** Input records follows **
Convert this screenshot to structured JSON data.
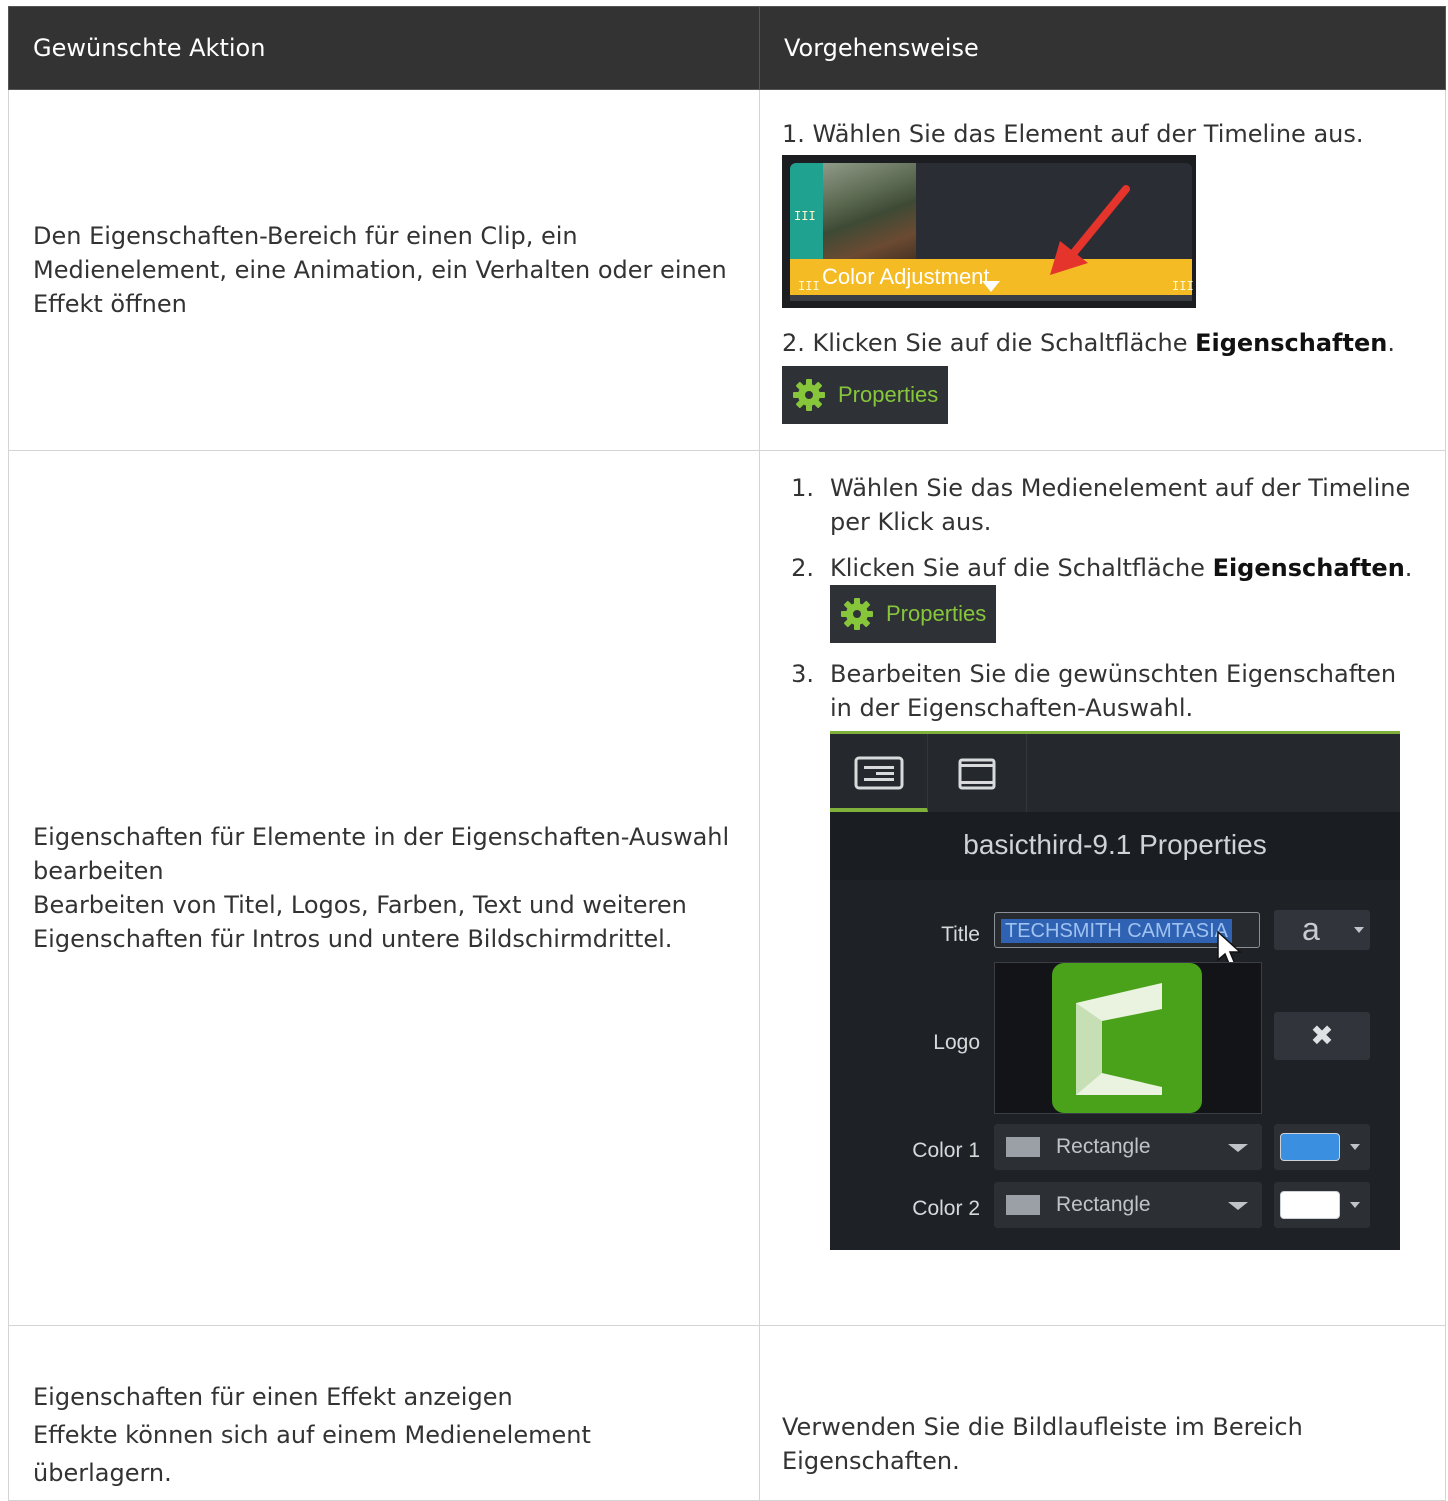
{
  "table": {
    "headers": [
      "Gewünschte Aktion",
      "Vorgehensweise"
    ],
    "row1": {
      "action": "Den Eigenschaften-Bereich für einen Clip, ein Medienelement, eine Animation, ein Verhalten oder einen Effekt öffnen",
      "step1": "1. Wählen Sie das Element auf der Timeline aus.",
      "step2_prefix": "2. Klicken Sie auf die Schaltfläche ",
      "step2_bold": "Eigenschaften",
      "step2_suffix": "."
    },
    "row2": {
      "action_line1": "Eigenschaften für Elemente in der Eigenschaften-Auswahl bearbeiten",
      "action_line2": "Bearbeiten von Titel, Logos, Farben, Text und weiteren Eigenschaften für Intros und untere Bildschirmdrittel.",
      "steps": [
        {
          "num": "1.",
          "text": "Wählen Sie das Medienelement auf der Timeline per Klick aus."
        },
        {
          "num": "2.",
          "prefix": "Klicken Sie auf die Schaltfläche ",
          "bold": "Eigenschaften",
          "suffix": "."
        },
        {
          "num": "3.",
          "text": "Bearbeiten Sie die gewünschten Eigenschaften in der Eigenschaften-Auswahl."
        }
      ]
    },
    "row3": {
      "action_line1": "Eigenschaften für einen Effekt anzeigen",
      "action_line2": "Effekte können sich auf einem Medienelement überlagern.",
      "how": "Verwenden Sie die Bildlaufleiste im Bereich Eigenschaften."
    }
  },
  "timeline_clip": {
    "label": "Color Adjustment",
    "bar_color": "#f4bb24",
    "handle_color": "#1fa28f",
    "grip": "III"
  },
  "properties_button": {
    "label": "Properties",
    "icon": "gear-icon",
    "accent": "#87c63a"
  },
  "properties_panel": {
    "tabs": [
      "properties-tab-icon",
      "film-tab-icon"
    ],
    "title": "basicthird-9.1 Properties",
    "title_label": "Title",
    "title_value": "TECHSMITH CAMTASIA",
    "font_glyph": "a",
    "logo_label": "Logo",
    "remove_glyph": "✖",
    "color1_label": "Color 1",
    "color2_label": "Color 2",
    "shape1": "Rectangle",
    "shape2": "Rectangle",
    "color1": "#3b8fe0",
    "color2": "#ffffff"
  }
}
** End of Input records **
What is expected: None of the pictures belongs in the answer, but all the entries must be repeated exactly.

Exercise answer:
Convert this screenshot to structured JSON data.
{
  "table": {
    "headers": [
      "Gewünschte Aktion",
      "Vorgehensweise"
    ],
    "row1": {
      "action": "Den Eigenschaften-Bereich für einen Clip, ein Medienelement, eine Animation, ein Verhalten oder einen Effekt öffnen",
      "step1": "1. Wählen Sie das Element auf der Timeline aus.",
      "step2_prefix": "2. Klicken Sie auf die Schaltfläche ",
      "step2_bold": "Eigenschaften",
      "step2_suffix": "."
    },
    "row2": {
      "action_line1": "Eigenschaften für Elemente in der Eigenschaften-Auswahl bearbeiten",
      "action_line2": "Bearbeiten von Titel, Logos, Farben, Text und weiteren Eigenschaften für Intros und untere Bildschirmdrittel.",
      "steps": [
        {
          "num": "1.",
          "text": "Wählen Sie das Medienelement auf der Timeline per Klick aus."
        },
        {
          "num": "2.",
          "prefix": "Klicken Sie auf die Schaltfläche ",
          "bold": "Eigenschaften",
          "suffix": "."
        },
        {
          "num": "3.",
          "text": "Bearbeiten Sie die gewünschten Eigenschaften in der Eigenschaften-Auswahl."
        }
      ]
    },
    "row3": {
      "action_line1": "Eigenschaften für einen Effekt anzeigen",
      "action_line2": "Effekte können sich auf einem Medienelement überlagern.",
      "how": "Verwenden Sie die Bildlaufleiste im Bereich Eigenschaften."
    }
  },
  "timeline_clip": {
    "label": "Color Adjustment",
    "bar_color": "#f4bb24",
    "handle_color": "#1fa28f",
    "grip": "III"
  },
  "properties_button": {
    "label": "Properties",
    "icon": "gear-icon",
    "accent": "#87c63a"
  },
  "properties_panel": {
    "tabs": [
      "properties-tab-icon",
      "film-tab-icon"
    ],
    "title": "basicthird-9.1 Properties",
    "title_label": "Title",
    "title_value": "TECHSMITH CAMTASIA",
    "font_glyph": "a",
    "logo_label": "Logo",
    "remove_glyph": "✖",
    "color1_label": "Color 1",
    "color2_label": "Color 2",
    "shape1": "Rectangle",
    "shape2": "Rectangle",
    "color1": "#3b8fe0",
    "color2": "#ffffff"
  }
}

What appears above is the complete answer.